The story begins in in 1948, as Hashimoto heads off to his first meeting with the famous filmmaker to discuss the project that would become Rashomon. The meeting lasted around two minutes, but it was a turning point in the aspiring screenwriter’s life. Shortly after that, Hashimoto was introduced to Kurosawa’s writing process, which he describes as “multiple people writing the same scene through various perspectives (compound eyes), editing them, and creating a screenplay with the feel of a mixed chorus – that was the chief characteristic of a Kurosawa work.”
In the book, Hashimoto details what it was like to work with Kurosawa and the others on the Team – challenging, frustrating, exhilarating, and ultimately, hugely gratifying. But, when Kurosawa switched to a “straight-to-final draft” method for I Live in Fear (1955) and the films that followed, Hashimoto doesn’t hold back in criticizing both the process and the results.

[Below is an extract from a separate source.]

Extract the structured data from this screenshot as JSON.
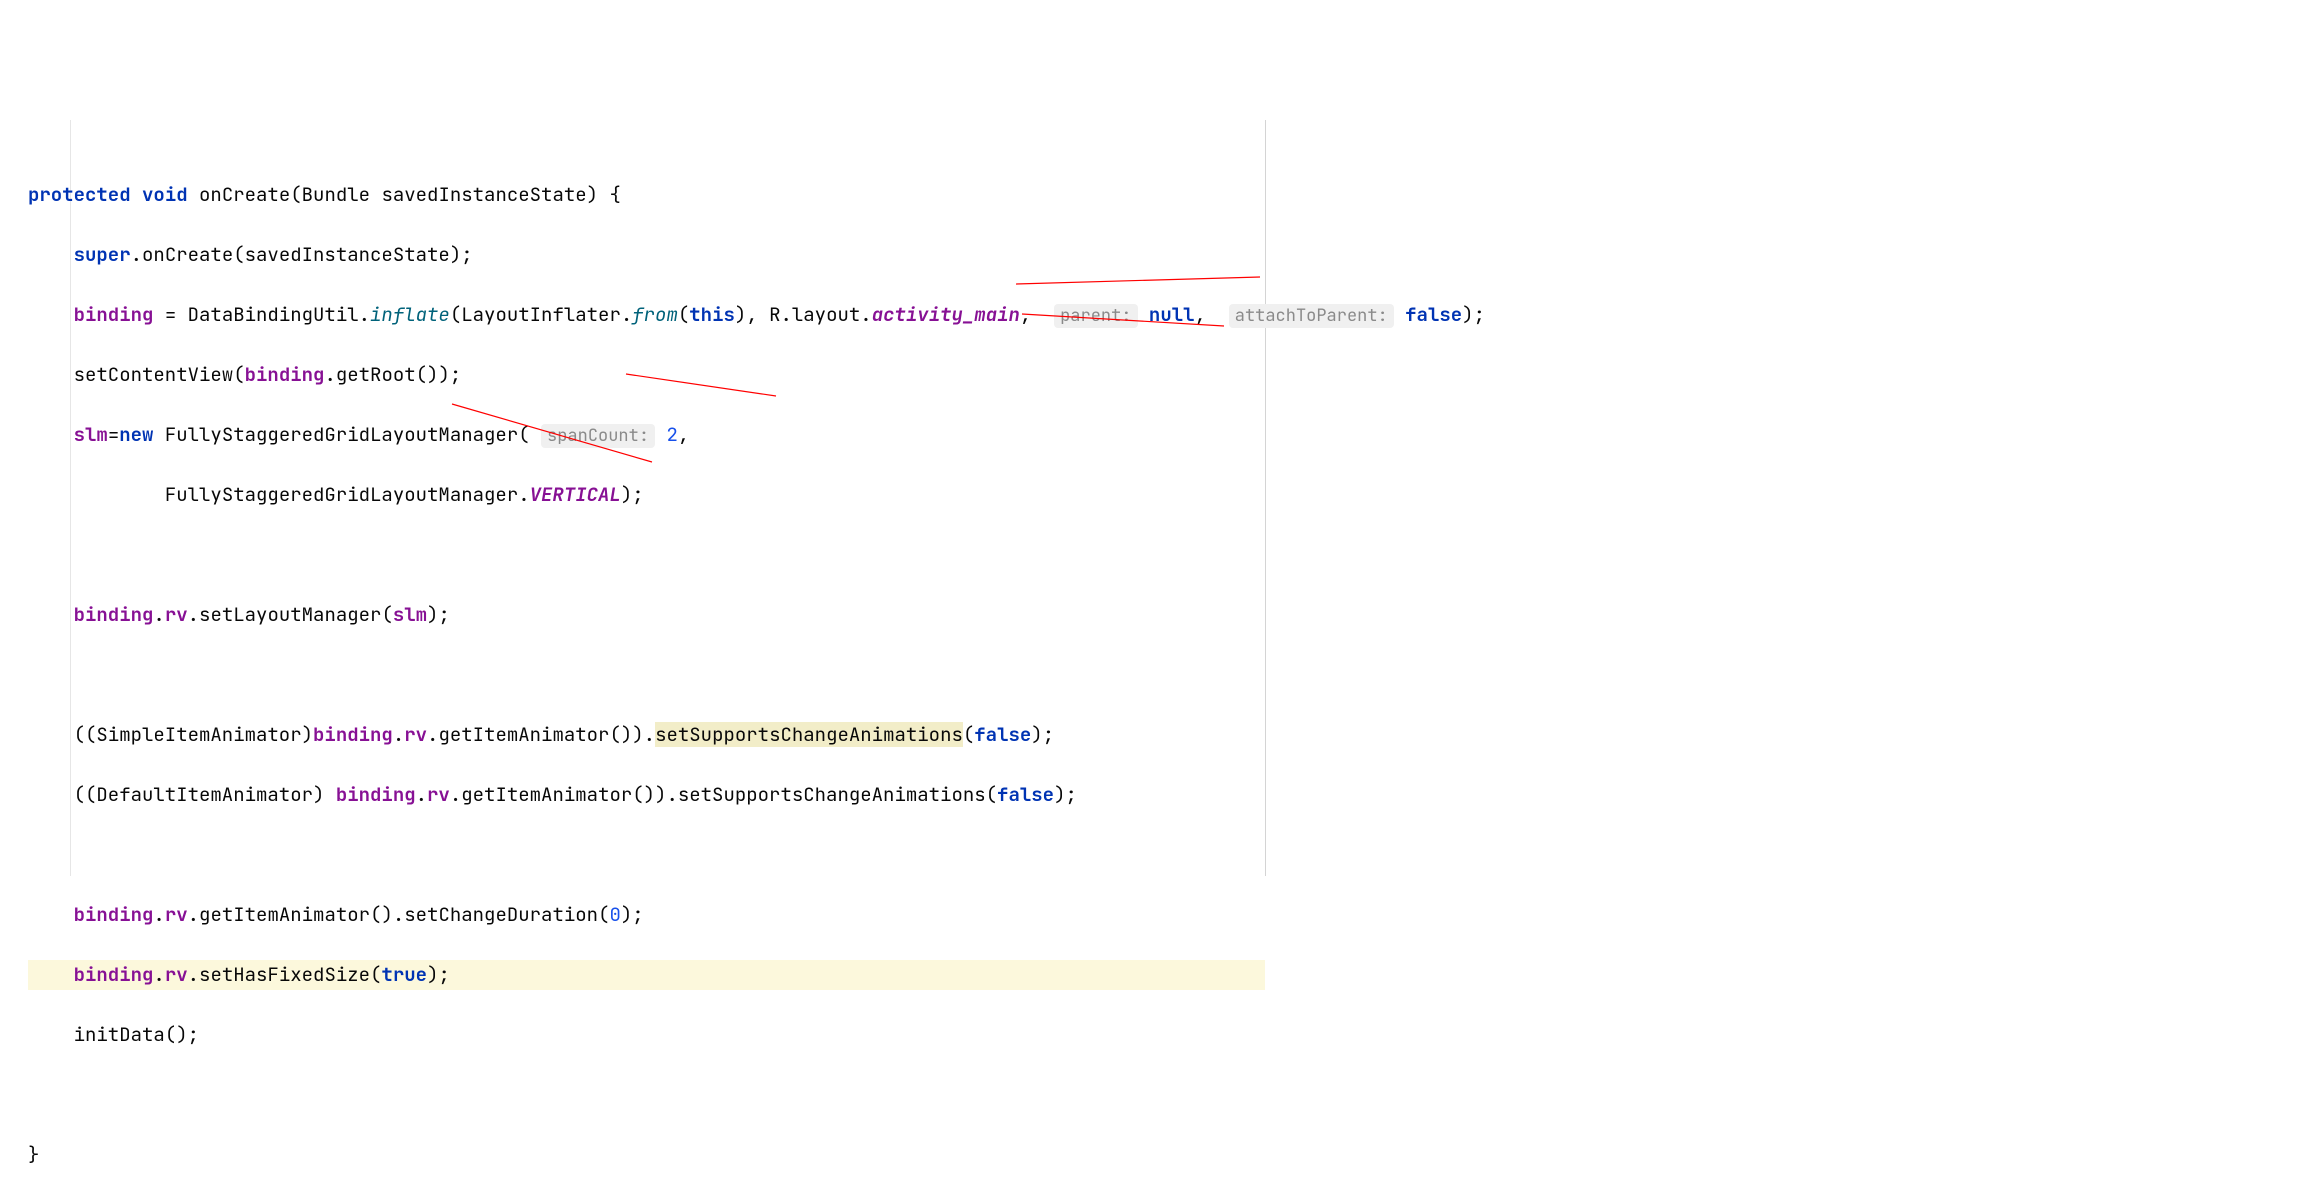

COMPOUND CINEMATICS provides a rare close-up of both the art and craft of making films, and gives us a deeper appreciation not just of Akira Kurosawa, but of his talented co-writers as well.